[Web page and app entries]
'''

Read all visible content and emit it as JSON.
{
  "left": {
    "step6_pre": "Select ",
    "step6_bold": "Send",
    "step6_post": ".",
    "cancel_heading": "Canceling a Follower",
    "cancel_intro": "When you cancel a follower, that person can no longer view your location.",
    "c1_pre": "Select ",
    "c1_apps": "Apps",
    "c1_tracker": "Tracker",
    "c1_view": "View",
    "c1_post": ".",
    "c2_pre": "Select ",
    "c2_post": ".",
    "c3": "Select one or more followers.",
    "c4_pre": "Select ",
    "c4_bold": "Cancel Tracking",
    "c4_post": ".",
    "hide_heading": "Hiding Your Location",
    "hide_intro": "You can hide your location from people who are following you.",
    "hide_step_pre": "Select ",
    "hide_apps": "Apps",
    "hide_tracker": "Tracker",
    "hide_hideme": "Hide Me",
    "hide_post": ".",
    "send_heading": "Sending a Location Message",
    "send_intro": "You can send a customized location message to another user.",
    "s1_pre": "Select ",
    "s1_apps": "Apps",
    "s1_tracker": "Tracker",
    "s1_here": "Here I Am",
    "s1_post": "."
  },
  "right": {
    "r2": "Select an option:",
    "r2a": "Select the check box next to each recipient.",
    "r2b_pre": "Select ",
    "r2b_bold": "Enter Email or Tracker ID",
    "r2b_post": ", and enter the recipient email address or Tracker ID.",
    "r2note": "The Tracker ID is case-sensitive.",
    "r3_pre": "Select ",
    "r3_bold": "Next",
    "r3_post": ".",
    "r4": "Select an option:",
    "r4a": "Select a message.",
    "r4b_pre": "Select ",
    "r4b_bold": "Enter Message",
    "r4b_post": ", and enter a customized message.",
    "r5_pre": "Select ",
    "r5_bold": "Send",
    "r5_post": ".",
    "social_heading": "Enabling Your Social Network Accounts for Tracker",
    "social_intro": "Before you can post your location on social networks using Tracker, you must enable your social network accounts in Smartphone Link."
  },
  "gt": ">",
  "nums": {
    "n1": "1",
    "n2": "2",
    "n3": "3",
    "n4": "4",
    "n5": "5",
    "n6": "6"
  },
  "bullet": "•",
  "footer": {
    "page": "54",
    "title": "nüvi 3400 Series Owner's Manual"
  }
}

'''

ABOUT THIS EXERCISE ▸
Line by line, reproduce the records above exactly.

ANSWER BOX ▸
Read all visible content and emit it as JSON.
{
  "left": {
    "step6_pre": "Select ",
    "step6_bold": "Send",
    "step6_post": ".",
    "cancel_heading": "Canceling a Follower",
    "cancel_intro": "When you cancel a follower, that person can no longer view your location.",
    "c1_pre": "Select ",
    "c1_apps": "Apps",
    "c1_tracker": "Tracker",
    "c1_view": "View",
    "c1_post": ".",
    "c2_pre": "Select ",
    "c2_post": ".",
    "c3": "Select one or more followers.",
    "c4_pre": "Select ",
    "c4_bold": "Cancel Tracking",
    "c4_post": ".",
    "hide_heading": "Hiding Your Location",
    "hide_intro": "You can hide your location from people who are following you.",
    "hide_step_pre": "Select ",
    "hide_apps": "Apps",
    "hide_tracker": "Tracker",
    "hide_hideme": "Hide Me",
    "hide_post": ".",
    "send_heading": "Sending a Location Message",
    "send_intro": "You can send a customized location message to another user.",
    "s1_pre": "Select ",
    "s1_apps": "Apps",
    "s1_tracker": "Tracker",
    "s1_here": "Here I Am",
    "s1_post": "."
  },
  "right": {
    "r2": "Select an option:",
    "r2a": "Select the check box next to each recipient.",
    "r2b_pre": "Select ",
    "r2b_bold": "Enter Email or Tracker ID",
    "r2b_post": ", and enter the recipient email address or Tracker ID.",
    "r2note": "The Tracker ID is case-sensitive.",
    "r3_pre": "Select ",
    "r3_bold": "Next",
    "r3_post": ".",
    "r4": "Select an option:",
    "r4a": "Select a message.",
    "r4b_pre": "Select ",
    "r4b_bold": "Enter Message",
    "r4b_post": ", and enter a customized message.",
    "r5_pre": "Select ",
    "r5_bold": "Send",
    "r5_post": ".",
    "social_heading": "Enabling Your Social Network Accounts for Tracker",
    "social_intro": "Before you can post your location on social networks using Tracker, you must enable your social network accounts in Smartphone Link."
  },
  "gt": ">",
  "nums": {
    "n1": "1",
    "n2": "2",
    "n3": "3",
    "n4": "4",
    "n5": "5",
    "n6": "6"
  },
  "bullet": "•",
  "footer": {
    "page": "54",
    "title": "nüvi 3400 Series Owner's Manual"
  }
}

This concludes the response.